One in four older Americans experiences some mental disorder including depression, anxiety disorders, and dementia, according to the National Council on Aging. NCOA does not expect the situation to improve any time soon. “This number is expected to double to 15 million by 2030.”
Depression alone affects seven million older Americans, but many do not receive treatment. This was recently confirmed by a study published in the International Journal of Geriatric Psychiatry. “Depression treatment in older adults is frequently insufficient; it appears to depend on diagnosis as well as the patients' motivation to seek help. Education regarding the diagnosis of depression in the elderly as well as guidelines for appropriate treatment is needed,” concluded Friederike Boehlen et al.
In a follow-up to the ESTHER study, the researchers investigated pharmacological and psychological depression treatment, as well as prescribed antidepressants and their dosages, for older adults in a community dwelling.
Of the 3117 participants, 163 (5.2 percent) fulfilled the criteria for major depression. “Underuse of antidepressants was present in 126 depressed participants (77.3 percent). Persons who were motivated to seek help, who had an established depression diagnosis, or who were taking more than five different medications had lower odds of underuse. Anxiety was associated with higher odds for underuse. Overuse of antidepressants (prescription without clinical indication) was found in 96 cases (41.7 percent) of all antidepressant prescriptions.”
The results show that underdiagnosis and inadequate treatment of older adults with depression is common, while at the same time, there is also a high proportion of antidepressant overuse.

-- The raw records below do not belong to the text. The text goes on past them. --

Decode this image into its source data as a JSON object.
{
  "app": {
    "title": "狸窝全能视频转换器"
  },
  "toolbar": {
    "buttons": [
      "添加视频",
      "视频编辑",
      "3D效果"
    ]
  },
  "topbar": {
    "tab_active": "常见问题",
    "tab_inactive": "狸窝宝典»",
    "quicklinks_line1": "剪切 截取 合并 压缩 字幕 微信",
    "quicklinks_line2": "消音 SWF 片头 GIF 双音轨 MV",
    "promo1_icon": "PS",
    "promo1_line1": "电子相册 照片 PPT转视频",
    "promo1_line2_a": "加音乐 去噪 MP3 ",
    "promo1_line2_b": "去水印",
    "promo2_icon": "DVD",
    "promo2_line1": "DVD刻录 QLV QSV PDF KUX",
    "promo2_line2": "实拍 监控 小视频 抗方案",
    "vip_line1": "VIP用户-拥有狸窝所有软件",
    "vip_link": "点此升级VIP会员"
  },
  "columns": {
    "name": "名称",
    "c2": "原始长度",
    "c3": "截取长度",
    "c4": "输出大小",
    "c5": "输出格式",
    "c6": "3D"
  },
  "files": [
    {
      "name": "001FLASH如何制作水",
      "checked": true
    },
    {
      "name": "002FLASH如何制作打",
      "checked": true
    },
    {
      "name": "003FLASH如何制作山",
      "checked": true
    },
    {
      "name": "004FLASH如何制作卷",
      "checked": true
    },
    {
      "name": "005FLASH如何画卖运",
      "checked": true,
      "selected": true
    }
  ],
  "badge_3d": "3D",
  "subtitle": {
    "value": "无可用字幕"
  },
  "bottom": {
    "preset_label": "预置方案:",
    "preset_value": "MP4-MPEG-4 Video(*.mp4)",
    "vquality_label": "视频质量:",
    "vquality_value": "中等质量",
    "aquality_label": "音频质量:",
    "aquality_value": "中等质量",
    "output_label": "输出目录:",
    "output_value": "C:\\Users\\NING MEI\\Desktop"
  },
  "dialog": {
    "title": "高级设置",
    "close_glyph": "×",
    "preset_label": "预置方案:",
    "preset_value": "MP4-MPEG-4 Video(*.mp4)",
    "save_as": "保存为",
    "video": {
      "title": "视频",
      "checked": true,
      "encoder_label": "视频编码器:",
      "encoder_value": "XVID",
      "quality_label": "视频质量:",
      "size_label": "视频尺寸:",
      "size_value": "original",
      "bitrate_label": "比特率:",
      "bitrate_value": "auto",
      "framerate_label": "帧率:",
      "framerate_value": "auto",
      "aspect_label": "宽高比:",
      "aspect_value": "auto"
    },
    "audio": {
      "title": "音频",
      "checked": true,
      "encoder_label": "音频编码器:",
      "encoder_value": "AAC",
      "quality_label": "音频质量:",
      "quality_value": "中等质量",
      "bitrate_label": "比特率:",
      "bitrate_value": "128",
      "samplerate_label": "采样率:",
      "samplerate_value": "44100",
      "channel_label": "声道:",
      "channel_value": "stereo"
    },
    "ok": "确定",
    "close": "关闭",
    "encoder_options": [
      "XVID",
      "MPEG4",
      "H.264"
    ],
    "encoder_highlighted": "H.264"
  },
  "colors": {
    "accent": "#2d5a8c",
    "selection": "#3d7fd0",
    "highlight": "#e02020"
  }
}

Contrary to what many people think, depression is not a “normal” part of the aging process. It is a medical problem that affects many older adults and can often be successfully treated. Since depression in older adults is often under-recognized and under-treated, many patients suffer needlessly.
Without treatment, depression can impair an older adult’s ability to function and enjoy life. It can also contribute to poorer overall health. Compared to older adults without depression, people with depression often need more help with activities of daily living, and often recover more slowly from physical problems. With adequate treatment these situations can mitigated.
The Pavilion at Williamsburg Place offers a geriatric program specifically designed specifically for adults ages 55 and over. Patients may present with symptoms including behavioral disturbances, severe depression with suicidal thoughts, anxiety, hallucinations, and delusions. Common admission diagnoses include dementia, depression, anxiety, mood and behavior changes, and even substance misuse.
As the aging process progresses, it is often necessary for patients to adjust to a “new normal.” They need to learn how to deal with new difficulties and adjust to the limitations that may be imposed by their declining health. A comprehensive discharge plan is designed to ensure that each individual has access to the required services and support. Whenever possible, we help our patients to return to their regular lives and home environment.